So I just keep a-holding you tight night after night
It’s evidence that Bob Dylan is almost congenitally incapable of doing a complete throwaway; i.e. a song that is just not interesting in any way.
When you hear John McCauley of that band Deer Tick and a number of the other singers on this album, you might well wonder if you didn’t know them previously whether they are actually deliberately aping Dylan’s style of singing on these songs. But they’re not. They do very often sound a lot like him, but on reflecting you realize that it’s because they were influenced by him, or by someone else who was influenced by him, a long time ago.
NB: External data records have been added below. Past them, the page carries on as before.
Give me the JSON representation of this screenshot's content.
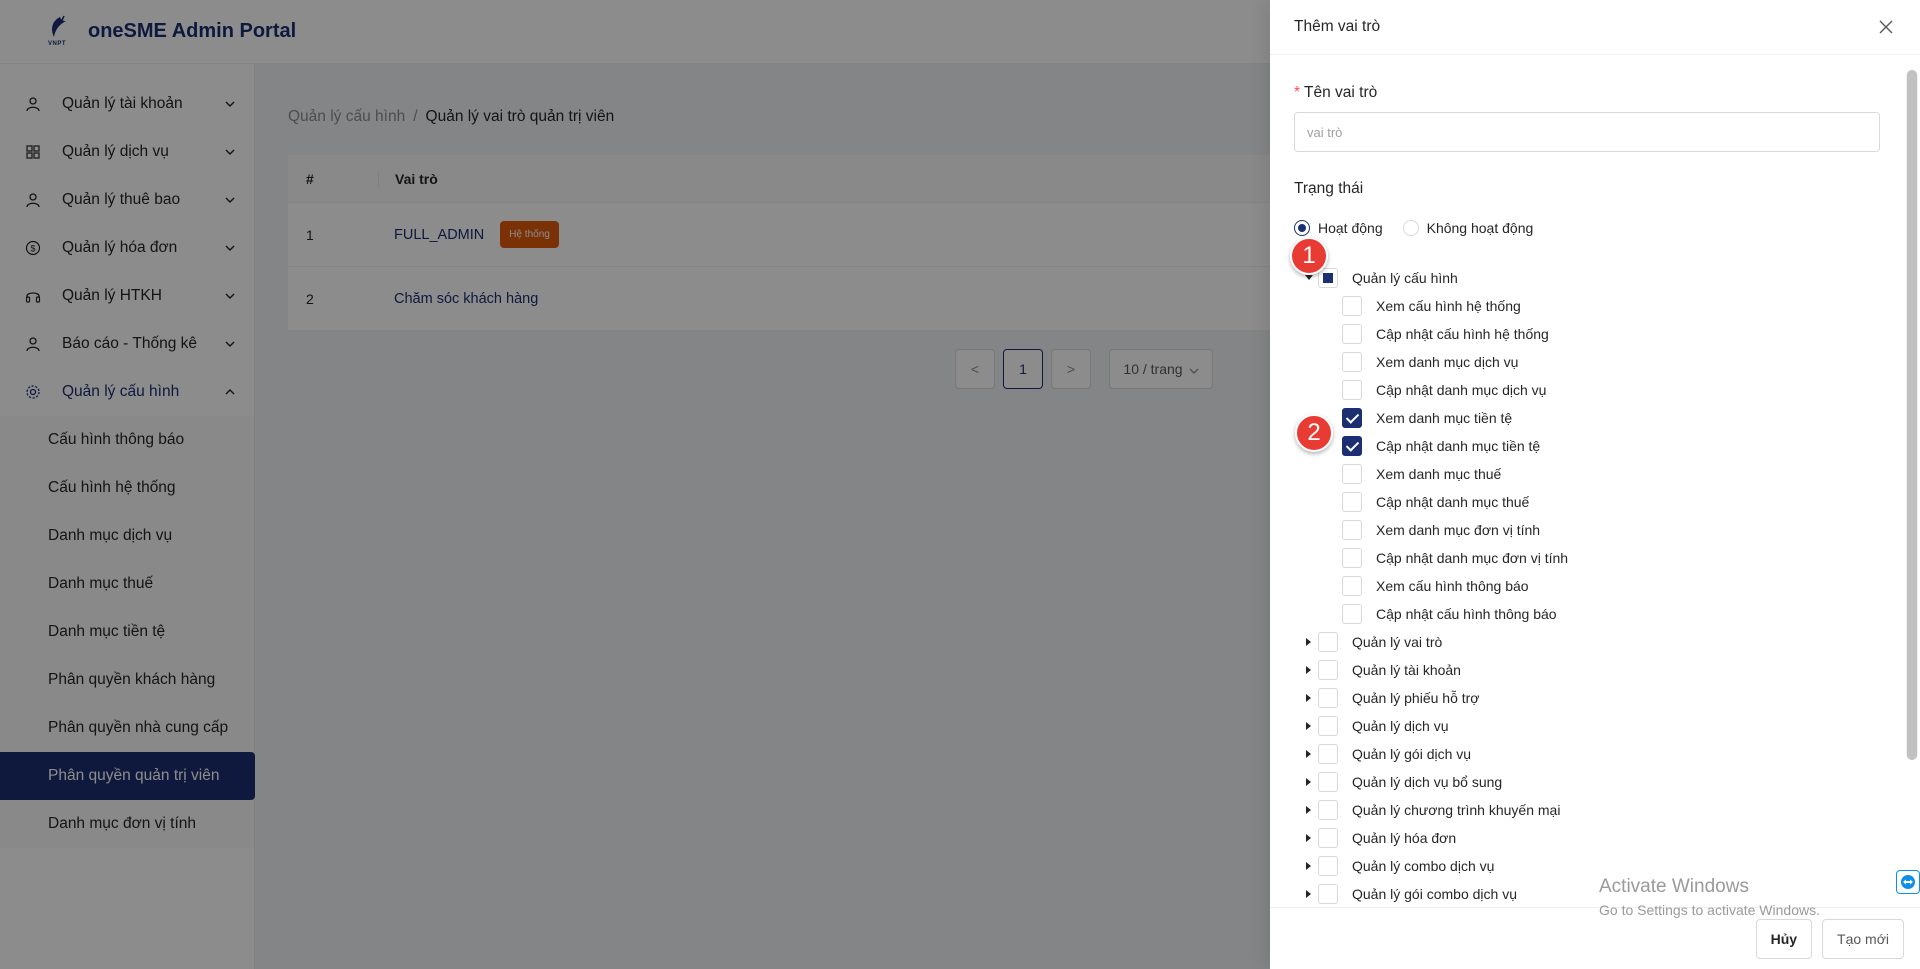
{
  "app": {
    "title": "oneSME Admin Portal",
    "logo_sub": "VNPT"
  },
  "sidebar": {
    "items": [
      {
        "label": "Quản lý tài khoản",
        "icon": "user-icon"
      },
      {
        "label": "Quản lý dịch vụ",
        "icon": "grid-icon"
      },
      {
        "label": "Quản lý thuê bao",
        "icon": "user-icon"
      },
      {
        "label": "Quản lý hóa đơn",
        "icon": "dollar-icon"
      },
      {
        "label": "Quản lý HTKH",
        "icon": "headset-icon"
      },
      {
        "label": "Báo cáo - Thống kê",
        "icon": "user-icon"
      },
      {
        "label": "Quản lý cấu hình",
        "icon": "gear-icon"
      }
    ],
    "subitems": [
      {
        "label": "Cấu hình thông báo"
      },
      {
        "label": "Cấu hình hệ thống"
      },
      {
        "label": "Danh mục dịch vụ"
      },
      {
        "label": "Danh mục thuế"
      },
      {
        "label": "Danh mục tiền tệ"
      },
      {
        "label": "Phân quyền khách hàng"
      },
      {
        "label": "Phân quyền nhà cung cấp"
      },
      {
        "label": "Phân quyền quản trị viên",
        "active": true
      },
      {
        "label": "Danh mục đơn vị tính"
      }
    ]
  },
  "breadcrumb": {
    "parent": "Quản lý cấu hình",
    "separator": "/",
    "current": "Quản lý vai trò quản trị viên"
  },
  "table": {
    "headers": {
      "num": "#",
      "role": "Vai trò"
    },
    "rows": [
      {
        "num": "1",
        "role": "FULL_ADMIN",
        "badge": "Hệ thống"
      },
      {
        "num": "2",
        "role": "Chăm sóc khách hàng"
      }
    ]
  },
  "pagination": {
    "prev": "<",
    "current": "1",
    "next": ">",
    "page_size": "10 / trang"
  },
  "drawer": {
    "title": "Thêm vai trò",
    "name_label": "Tên vai trò",
    "name_required": "*",
    "name_placeholder": "vai trò",
    "name_value": "",
    "status_label": "Trạng thái",
    "status_options": [
      {
        "label": "Hoạt động",
        "checked": true
      },
      {
        "label": "Không hoạt động",
        "checked": false
      }
    ],
    "tree": [
      {
        "label": "Quản lý cấu hình",
        "level": 0,
        "expanded": true,
        "state": "indeterminate"
      },
      {
        "label": "Xem cấu hình hệ thống",
        "level": 1,
        "state": "unchecked"
      },
      {
        "label": "Cập nhật cấu hình hệ thống",
        "level": 1,
        "state": "unchecked"
      },
      {
        "label": "Xem danh mục dịch vụ",
        "level": 1,
        "state": "unchecked"
      },
      {
        "label": "Cập nhật danh mục dịch vụ",
        "level": 1,
        "state": "unchecked"
      },
      {
        "label": "Xem danh mục tiền tệ",
        "level": 1,
        "state": "checked"
      },
      {
        "label": "Cập nhật danh mục tiền tệ",
        "level": 1,
        "state": "checked"
      },
      {
        "label": "Xem danh mục thuế",
        "level": 1,
        "state": "unchecked"
      },
      {
        "label": "Cập nhật danh mục thuế",
        "level": 1,
        "state": "unchecked"
      },
      {
        "label": "Xem danh mục đơn vị tính",
        "level": 1,
        "state": "unchecked"
      },
      {
        "label": "Cập nhật danh mục đơn vị tính",
        "level": 1,
        "state": "unchecked"
      },
      {
        "label": "Xem cấu hình thông báo",
        "level": 1,
        "state": "unchecked"
      },
      {
        "label": "Cập nhật cấu hình thông báo",
        "level": 1,
        "state": "unchecked"
      },
      {
        "label": "Quản lý vai trò",
        "level": 0,
        "expanded": false,
        "state": "unchecked"
      },
      {
        "label": "Quản lý tài khoản",
        "level": 0,
        "expanded": false,
        "state": "unchecked"
      },
      {
        "label": "Quản lý phiếu hỗ trợ",
        "level": 0,
        "expanded": false,
        "state": "unchecked"
      },
      {
        "label": "Quản lý dịch vụ",
        "level": 0,
        "expanded": false,
        "state": "unchecked"
      },
      {
        "label": "Quản lý gói dịch vụ",
        "level": 0,
        "expanded": false,
        "state": "unchecked"
      },
      {
        "label": "Quản lý dịch vụ bổ sung",
        "level": 0,
        "expanded": false,
        "state": "unchecked"
      },
      {
        "label": "Quản lý chương trình khuyến mại",
        "level": 0,
        "expanded": false,
        "state": "unchecked"
      },
      {
        "label": "Quản lý hóa đơn",
        "level": 0,
        "expanded": false,
        "state": "unchecked"
      },
      {
        "label": "Quản lý combo dịch vụ",
        "level": 0,
        "expanded": false,
        "state": "unchecked"
      },
      {
        "label": "Quản lý gói combo dịch vụ",
        "level": 0,
        "expanded": false,
        "state": "unchecked"
      }
    ],
    "buttons": {
      "cancel": "Hủy",
      "create": "Tạo mới"
    }
  },
  "annotations": {
    "step1": "1",
    "step2": "2"
  },
  "watermark": {
    "line1": "Activate Windows",
    "line2": "Go to Settings to activate Windows."
  },
  "colors": {
    "brand": "#1c2f72",
    "badge": "#e05a0b",
    "annotation": "#e83b33",
    "required": "#ff4d4f"
  }
}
Dylan gets plenty of credit for things these days—sometimes way too much—but one of the things he might not get credit enough for is how much he redefined the rules of singing in the popular idiom. (Now we can all sound like dogs with our legs caught in barbed wire!)
Ivan & Alyosha evoke an uncomplicated joy with “You Changed My Life” that Dylan was probably feeling when he wrote it but didn’t bring off to the same extent in the studio. Marco Benevento’s aching instrumental version of “Every Grain of Sand” reminds us that underneath all of the words, Dylan has a really special gift for an affecting melody, without which he might only be a poet we’d never heard of. Irishman Glen Hansard, an old busking partner of yours truly and so many others, delivers the slow-burning “Pressing On” without dramatic change but with all the sincerity, humility and pain that a truly great gospel song deserves, and “Pressing On” is indeed, after all these years, a truly great gospel song.
“Congratulations,” which Bob wrote and performed with The Traveling Wilburys, is not substantially altered but merely stripped down a bit and sung gently and kindly here by Elvis Perkins. It’s a song that lives right on a hilarious and heartbreaking edge between kindness and sarcasm, and hearing it sung by another musician is evidence enough of what we suspected all along: it’s one of Bob Dylan’s very few perfect songs, on a par with “I’ll Be Your Baby Tonight” in that respect. It is a perfect song because absolutely anyone could sing it, and there is nothing anyone would want or need to change about it.
In the end then, much like Bob Dylan during the 1980s, Bob Dylan in the 80s, the album, turns out to be, quirks and all, well worth hearing and keeping.
Congratulations for making me wait
Congratulations, now it’s too late
Congratulations, you came out on top
Congratulations, you never did know when to stop